I would include two other texts. The first is [John] 6:20 where the disciples in the boat are frightened because they see someone coming to them on the water, and Jesus assures them, ‘I AM; do not be afraid.’ The second is [John] 18:5: The soldiers and police who have come to the garden across the Kidron to arrest Jesus announce that they are seeking Jesus of Nazareth, and he answers, ‘I AM.’ Some would tell us that the first means simply, ‘It is I, i.e. someone whom you know and not a supernatural being or ghost.’ And they would tell us that the second means simply, ‘I am he, i.e. the one you are looking for.’ A better solution is to recognize a play on the expression ‘I AM’ as having a twofold meaning: While it has a simpler story-line import (as just exemplified), it also has a higher connotation. In the first example, the sacral comes from the context that involved Jesus’ walking on the water and a dangerous storm from which they are immediately brought to land: in the second example it comes from those who, hearing Jesus’ response, fall back to the ground. Both, then, would be instances of a theophany or divine appearance of one who, like the God of Israel, is master of storms and the sea and at the mention of whose name every knee must bend.

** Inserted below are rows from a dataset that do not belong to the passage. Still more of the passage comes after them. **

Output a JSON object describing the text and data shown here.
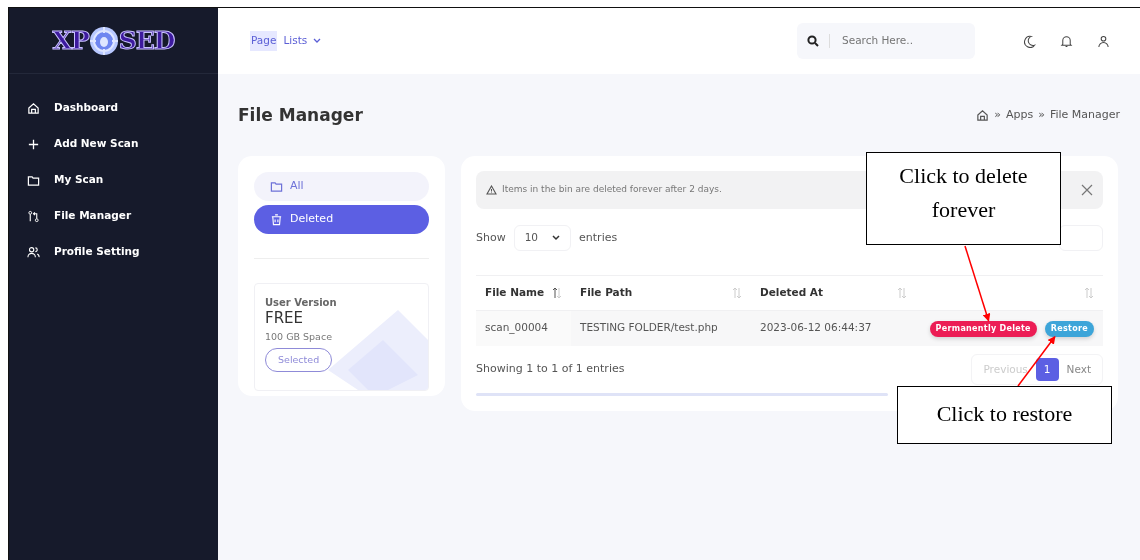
{
  "logo": {
    "left": "XP",
    "right": "SED"
  },
  "sidebar": {
    "items": [
      {
        "label": "Dashboard"
      },
      {
        "label": "Add New Scan"
      },
      {
        "label": "My Scan"
      },
      {
        "label": "File Manager"
      },
      {
        "label": "Profile Setting"
      }
    ]
  },
  "header": {
    "menu": {
      "highlighted": "Page",
      "rest": "Lists"
    },
    "search": {
      "placeholder": "Search Here.."
    }
  },
  "page_title": "File Manager",
  "breadcrumb": [
    {
      "separator": "»",
      "label": "Apps"
    },
    {
      "separator": "»",
      "label": "File Manager"
    }
  ],
  "folders": [
    {
      "label": "All",
      "selected": false
    },
    {
      "label": "Deleted",
      "selected": true
    }
  ],
  "plan": {
    "heading": "User Version",
    "name": "FREE",
    "space": "100 GB Space",
    "button": "Selected"
  },
  "alert": {
    "text": "Items in the bin are deleted forever after 2 days."
  },
  "length_menu": {
    "before": "Show",
    "value": "10",
    "after": "entries"
  },
  "table": {
    "columns": [
      {
        "label": "File Name",
        "sorted": true
      },
      {
        "label": "File Path",
        "sorted": false
      },
      {
        "label": "Deleted At",
        "sorted": false
      },
      {
        "sorted": false
      }
    ],
    "rows": [
      {
        "cells": [
          "scan_00004",
          "TESTING FOLDER/test.php",
          "2023-06-12 06:44:37"
        ],
        "actions": [
          {
            "kind": "danger",
            "label": "Permanently Delete"
          },
          {
            "kind": "info",
            "label": "Restore"
          }
        ]
      }
    ]
  },
  "info": "Showing 1 to 1 of 1 entries",
  "pagination": [
    {
      "label": "Previous",
      "selected": false,
      "disabled": true
    },
    {
      "label": "1",
      "selected": true,
      "disabled": false
    },
    {
      "label": "Next",
      "selected": false,
      "disabled": false
    }
  ],
  "annotations": [
    {
      "text": "Click to delete forever"
    },
    {
      "text": "Click to restore"
    }
  ]
}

Brown goes on to say the following:
John did not invent this usage, for there are examples that verge on the absolute use of ego eimi in the Synoptics even though one can argue that a predicate is assumed. For instance, in Matt 14:27 (Mark 6:50): As Jesus comes walking across the water, he says to the disciples in the boat, ‘Ego eimi; do not be afraid.’ This is the same use we saw in John 6:20 (footnote 202). That in this scene Matthew intends more than a simple ‘It is I’ is suggested by the profession of faith elicited by the disciples (Matt 14:33), ‘Truly you are God’s Son!’ Or again, when speaking of the signs of the last days Jesus warns, ‘Many will come in my name, saying ego eimi’ (Mark 13:6; Luke 21:8). The context does not clearly suggest a predicate (even though Matt’s 24:5: ‘I am the Messiah’); and the juxtaposition of ego eimi and ‘my name’ brings us close to Johannine usage. Thus, John’s absolute use of ‘I AM,’ rather than a creation from nothing, may be an elaboration of an early tradition that has left some traces in the Synoptic Gospels as well.” (Brown, An Introduction to New Testament Christology (Mahwah, N.J.: Paulist Press, 1994), pp. 137, 139-140.)

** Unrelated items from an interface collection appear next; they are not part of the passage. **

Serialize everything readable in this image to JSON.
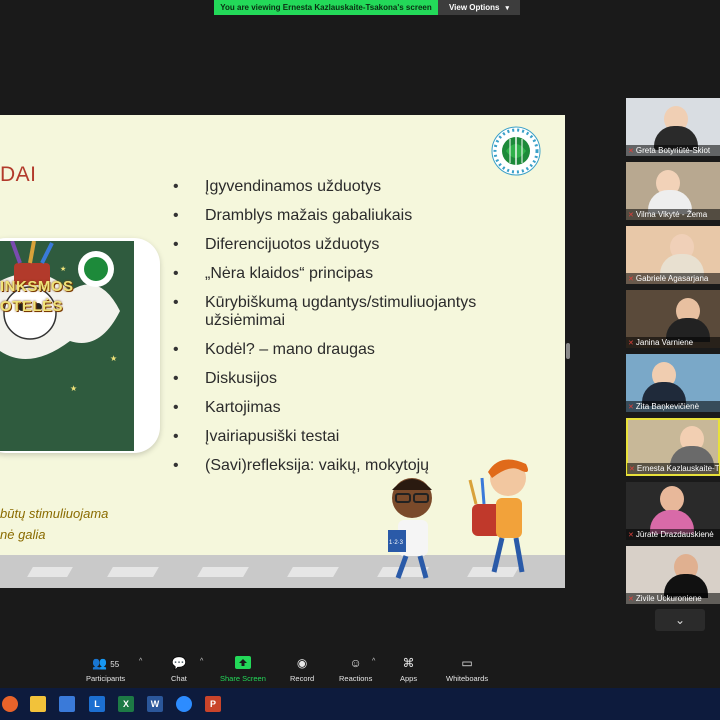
{
  "banner": {
    "message": "You are viewing Ernesta Kazlauskaite-Tsakona's screen",
    "view_options": "View Options"
  },
  "slide": {
    "title": "DAI",
    "bullets": [
      "Įgyvendinamos užduotys",
      "Dramblys mažais gabaliukais",
      "Diferencijuotos užduotys",
      "„Nėra klaidos“ principas",
      "Kūrybiškumą ugdantys/stimuliuojantys užsiėmimai",
      "Kodėl? – mano draugas",
      "Diskusijos",
      "Kartojimas",
      "Įvairiapusiški testai",
      "(Savi)refleksija: vaikų, mokytojų"
    ],
    "card_title_line1": "INKSMOS",
    "card_title_line2": "OTELĖS",
    "footer_line1": "būtų stimuliuojama",
    "footer_line2": "nė galia",
    "kid_book_label": "1·2·3"
  },
  "participants": [
    {
      "name": "Greta Botyriūtė-Skiot"
    },
    {
      "name": "Vilma Vikytė - Žema"
    },
    {
      "name": "Gabrielė Agasarjana"
    },
    {
      "name": "Janina Varniene"
    },
    {
      "name": "Zita Baņkevičienė"
    },
    {
      "name": "Ernesta Kazlauskaite-Tsa",
      "active": true
    },
    {
      "name": "Jūratė Drazdauskienė"
    },
    {
      "name": "Zivile Uckuroniene"
    }
  ],
  "toolbar": {
    "participants_label": "Participants",
    "participants_count": "55",
    "chat_label": "Chat",
    "share_label": "Share Screen",
    "record_label": "Record",
    "reactions_label": "Reactions",
    "apps_label": "Apps",
    "whiteboards_label": "Whiteboards"
  },
  "taskbar": {
    "l_app": "L",
    "excel": "X",
    "word": "W",
    "ppt": "P"
  },
  "colors": {
    "share_green": "#23d959",
    "slide_bg": "#f5f7dc",
    "title_red": "#b23a2b",
    "active_tile": "#e8e13a"
  }
}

At the end of the day it must be understood that PW has a theory. In truth, he has several theories. And unfortunately for PW he has decided to let these theories determine what he will allow to be facts. Indeed, his theories determine in advance what the facts are and what they are allowed to say or not say. That’s why an argument as facile as appealing to (some) English translations over the underlying Greek will be clung to no matter how pathetic it is.